**What you need to do**.
Write out the whole listing word for word.

**Source data**.
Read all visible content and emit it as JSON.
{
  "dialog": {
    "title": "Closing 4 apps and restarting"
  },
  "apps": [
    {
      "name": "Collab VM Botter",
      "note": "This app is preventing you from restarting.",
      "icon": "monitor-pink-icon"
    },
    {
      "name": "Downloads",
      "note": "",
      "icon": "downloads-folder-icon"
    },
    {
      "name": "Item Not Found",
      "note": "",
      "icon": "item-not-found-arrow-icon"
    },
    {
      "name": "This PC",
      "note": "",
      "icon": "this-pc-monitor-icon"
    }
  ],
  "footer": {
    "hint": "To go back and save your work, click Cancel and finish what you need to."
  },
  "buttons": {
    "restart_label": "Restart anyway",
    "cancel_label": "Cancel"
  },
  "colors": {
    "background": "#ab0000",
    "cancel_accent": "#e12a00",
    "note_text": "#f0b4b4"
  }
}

**Exercise output**.
Read all visible content and emit it as JSON.
{
  "dialog": {
    "title": "Closing 4 apps and restarting"
  },
  "apps": [
    {
      "name": "Collab VM Botter",
      "note": "This app is preventing you from restarting.",
      "icon": "monitor-pink-icon"
    },
    {
      "name": "Downloads",
      "note": "",
      "icon": "downloads-folder-icon"
    },
    {
      "name": "Item Not Found",
      "note": "",
      "icon": "item-not-found-arrow-icon"
    },
    {
      "name": "This PC",
      "note": "",
      "icon": "this-pc-monitor-icon"
    }
  ],
  "footer": {
    "hint": "To go back and save your work, click Cancel and finish what you need to."
  },
  "buttons": {
    "restart_label": "Restart anyway",
    "cancel_label": "Cancel"
  },
  "colors": {
    "background": "#ab0000",
    "cancel_accent": "#e12a00",
    "note_text": "#f0b4b4"
  }
}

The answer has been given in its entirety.